» **Your objective**: Pull every line of the entries that has the word "callout".

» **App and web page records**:

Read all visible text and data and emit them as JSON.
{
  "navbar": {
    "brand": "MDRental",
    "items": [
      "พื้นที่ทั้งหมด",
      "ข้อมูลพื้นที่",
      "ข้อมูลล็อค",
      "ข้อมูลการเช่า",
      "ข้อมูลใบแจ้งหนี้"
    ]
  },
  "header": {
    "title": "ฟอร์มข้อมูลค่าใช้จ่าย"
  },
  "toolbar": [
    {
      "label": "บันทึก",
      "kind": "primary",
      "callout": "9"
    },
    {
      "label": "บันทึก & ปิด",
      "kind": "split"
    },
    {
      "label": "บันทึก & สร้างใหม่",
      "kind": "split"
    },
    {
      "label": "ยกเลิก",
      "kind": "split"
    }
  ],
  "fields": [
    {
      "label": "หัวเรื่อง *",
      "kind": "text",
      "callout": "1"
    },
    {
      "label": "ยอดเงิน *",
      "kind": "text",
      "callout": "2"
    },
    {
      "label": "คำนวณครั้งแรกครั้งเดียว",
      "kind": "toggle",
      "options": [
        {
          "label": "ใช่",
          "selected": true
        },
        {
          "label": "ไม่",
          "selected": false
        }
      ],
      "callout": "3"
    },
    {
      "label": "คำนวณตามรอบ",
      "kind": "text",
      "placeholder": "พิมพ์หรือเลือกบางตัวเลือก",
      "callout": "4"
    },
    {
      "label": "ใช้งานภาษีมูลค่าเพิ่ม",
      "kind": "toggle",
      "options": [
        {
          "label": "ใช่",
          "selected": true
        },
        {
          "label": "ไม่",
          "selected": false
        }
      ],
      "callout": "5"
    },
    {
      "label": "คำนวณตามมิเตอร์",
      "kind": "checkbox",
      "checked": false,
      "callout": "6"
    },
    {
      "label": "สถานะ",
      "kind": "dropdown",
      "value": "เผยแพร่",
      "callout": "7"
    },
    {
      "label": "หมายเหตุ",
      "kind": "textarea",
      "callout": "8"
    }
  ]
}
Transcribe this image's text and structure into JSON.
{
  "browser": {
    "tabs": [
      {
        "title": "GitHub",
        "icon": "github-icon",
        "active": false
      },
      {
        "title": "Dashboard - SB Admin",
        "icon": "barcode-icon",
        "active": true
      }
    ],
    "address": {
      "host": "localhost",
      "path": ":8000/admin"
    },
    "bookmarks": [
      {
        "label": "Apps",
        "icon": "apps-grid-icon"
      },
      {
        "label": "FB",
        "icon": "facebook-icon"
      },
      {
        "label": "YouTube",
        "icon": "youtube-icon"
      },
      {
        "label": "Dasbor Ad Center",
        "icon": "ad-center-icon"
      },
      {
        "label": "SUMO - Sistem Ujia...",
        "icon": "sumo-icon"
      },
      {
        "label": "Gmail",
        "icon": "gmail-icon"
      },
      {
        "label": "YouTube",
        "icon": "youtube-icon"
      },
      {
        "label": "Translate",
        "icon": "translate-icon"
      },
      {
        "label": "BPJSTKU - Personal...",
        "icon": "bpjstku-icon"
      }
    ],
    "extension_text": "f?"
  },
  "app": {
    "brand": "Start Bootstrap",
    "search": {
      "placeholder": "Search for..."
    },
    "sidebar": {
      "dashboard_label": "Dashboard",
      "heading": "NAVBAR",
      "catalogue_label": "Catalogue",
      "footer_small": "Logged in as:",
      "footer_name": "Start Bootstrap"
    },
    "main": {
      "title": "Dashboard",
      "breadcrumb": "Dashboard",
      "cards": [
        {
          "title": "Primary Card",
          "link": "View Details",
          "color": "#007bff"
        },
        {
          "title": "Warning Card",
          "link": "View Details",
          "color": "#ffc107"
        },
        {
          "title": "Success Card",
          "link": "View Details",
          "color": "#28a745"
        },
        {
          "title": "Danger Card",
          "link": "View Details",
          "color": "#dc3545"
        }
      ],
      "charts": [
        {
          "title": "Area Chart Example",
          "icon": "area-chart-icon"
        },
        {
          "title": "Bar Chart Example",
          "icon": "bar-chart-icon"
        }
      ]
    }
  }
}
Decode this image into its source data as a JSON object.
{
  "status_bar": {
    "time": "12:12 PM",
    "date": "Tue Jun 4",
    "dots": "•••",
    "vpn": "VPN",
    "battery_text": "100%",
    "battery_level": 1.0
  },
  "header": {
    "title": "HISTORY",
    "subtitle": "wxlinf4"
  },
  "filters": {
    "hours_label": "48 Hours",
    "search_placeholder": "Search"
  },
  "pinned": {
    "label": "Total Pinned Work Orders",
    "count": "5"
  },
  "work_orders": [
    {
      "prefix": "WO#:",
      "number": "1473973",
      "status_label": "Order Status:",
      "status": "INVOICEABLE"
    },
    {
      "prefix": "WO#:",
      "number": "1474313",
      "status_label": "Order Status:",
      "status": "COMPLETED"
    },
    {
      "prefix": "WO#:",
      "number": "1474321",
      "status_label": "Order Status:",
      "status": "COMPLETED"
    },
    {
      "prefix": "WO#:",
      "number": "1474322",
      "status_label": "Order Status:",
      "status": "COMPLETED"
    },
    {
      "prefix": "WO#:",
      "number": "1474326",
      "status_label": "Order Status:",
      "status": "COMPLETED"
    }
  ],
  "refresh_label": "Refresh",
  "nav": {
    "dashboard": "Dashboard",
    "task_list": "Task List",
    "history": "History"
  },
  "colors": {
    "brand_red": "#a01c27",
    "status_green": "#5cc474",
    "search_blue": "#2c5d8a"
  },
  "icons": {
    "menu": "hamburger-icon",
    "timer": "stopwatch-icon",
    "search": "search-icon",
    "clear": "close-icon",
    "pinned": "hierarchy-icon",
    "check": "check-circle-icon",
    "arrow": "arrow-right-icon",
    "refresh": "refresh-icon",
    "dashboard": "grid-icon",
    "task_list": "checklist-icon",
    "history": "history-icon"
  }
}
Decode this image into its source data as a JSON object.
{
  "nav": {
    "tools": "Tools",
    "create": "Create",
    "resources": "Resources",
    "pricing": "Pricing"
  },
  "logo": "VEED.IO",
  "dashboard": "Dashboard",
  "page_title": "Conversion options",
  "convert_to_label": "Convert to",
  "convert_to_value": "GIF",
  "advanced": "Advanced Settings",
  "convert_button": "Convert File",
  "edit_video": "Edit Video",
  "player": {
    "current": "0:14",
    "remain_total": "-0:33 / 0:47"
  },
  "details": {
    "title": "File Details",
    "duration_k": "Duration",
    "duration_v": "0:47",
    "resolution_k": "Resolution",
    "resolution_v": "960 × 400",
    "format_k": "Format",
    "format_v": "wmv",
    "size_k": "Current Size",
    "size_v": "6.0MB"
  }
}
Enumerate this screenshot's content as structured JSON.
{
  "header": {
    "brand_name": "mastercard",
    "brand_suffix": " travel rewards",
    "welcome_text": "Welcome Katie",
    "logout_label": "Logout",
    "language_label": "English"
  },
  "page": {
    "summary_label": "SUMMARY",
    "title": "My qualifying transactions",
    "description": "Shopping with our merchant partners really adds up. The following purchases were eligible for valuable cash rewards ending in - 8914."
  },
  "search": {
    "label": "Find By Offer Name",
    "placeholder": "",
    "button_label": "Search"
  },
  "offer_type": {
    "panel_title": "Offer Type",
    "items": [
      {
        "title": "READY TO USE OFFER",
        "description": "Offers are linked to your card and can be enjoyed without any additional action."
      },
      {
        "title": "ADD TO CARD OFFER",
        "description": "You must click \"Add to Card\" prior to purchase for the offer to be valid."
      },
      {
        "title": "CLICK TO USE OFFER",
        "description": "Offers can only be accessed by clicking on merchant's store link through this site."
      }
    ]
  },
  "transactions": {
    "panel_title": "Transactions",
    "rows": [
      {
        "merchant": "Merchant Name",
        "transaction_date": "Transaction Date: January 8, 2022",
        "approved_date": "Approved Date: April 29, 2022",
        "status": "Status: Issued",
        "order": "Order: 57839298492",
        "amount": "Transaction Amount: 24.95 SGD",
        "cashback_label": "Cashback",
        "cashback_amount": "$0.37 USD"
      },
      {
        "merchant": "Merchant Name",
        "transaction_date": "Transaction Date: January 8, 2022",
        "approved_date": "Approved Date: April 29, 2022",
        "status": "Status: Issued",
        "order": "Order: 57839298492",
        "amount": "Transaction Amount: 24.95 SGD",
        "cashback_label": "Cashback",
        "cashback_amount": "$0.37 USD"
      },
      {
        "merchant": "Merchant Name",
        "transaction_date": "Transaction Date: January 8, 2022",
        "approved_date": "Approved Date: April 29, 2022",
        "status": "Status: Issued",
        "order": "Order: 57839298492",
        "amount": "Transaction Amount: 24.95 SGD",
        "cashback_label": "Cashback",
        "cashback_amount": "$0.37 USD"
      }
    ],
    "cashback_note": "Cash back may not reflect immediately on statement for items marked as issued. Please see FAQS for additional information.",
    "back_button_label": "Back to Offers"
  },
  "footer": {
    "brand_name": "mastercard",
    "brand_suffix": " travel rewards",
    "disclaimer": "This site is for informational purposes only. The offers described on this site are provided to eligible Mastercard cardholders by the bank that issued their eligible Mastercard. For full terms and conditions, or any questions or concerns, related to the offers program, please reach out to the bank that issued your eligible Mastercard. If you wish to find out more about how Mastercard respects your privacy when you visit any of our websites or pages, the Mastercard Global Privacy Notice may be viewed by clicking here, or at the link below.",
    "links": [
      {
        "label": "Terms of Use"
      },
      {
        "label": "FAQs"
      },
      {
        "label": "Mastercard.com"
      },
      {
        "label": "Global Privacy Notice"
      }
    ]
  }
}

» **Result of the exercise**:
      "callout": "9"
      "callout": "1"
      "callout": "2"
      "callout": "3"
      "callout": "4"
      "callout": "5"
      "callout": "6"
      "callout": "7"
      "callout": "8"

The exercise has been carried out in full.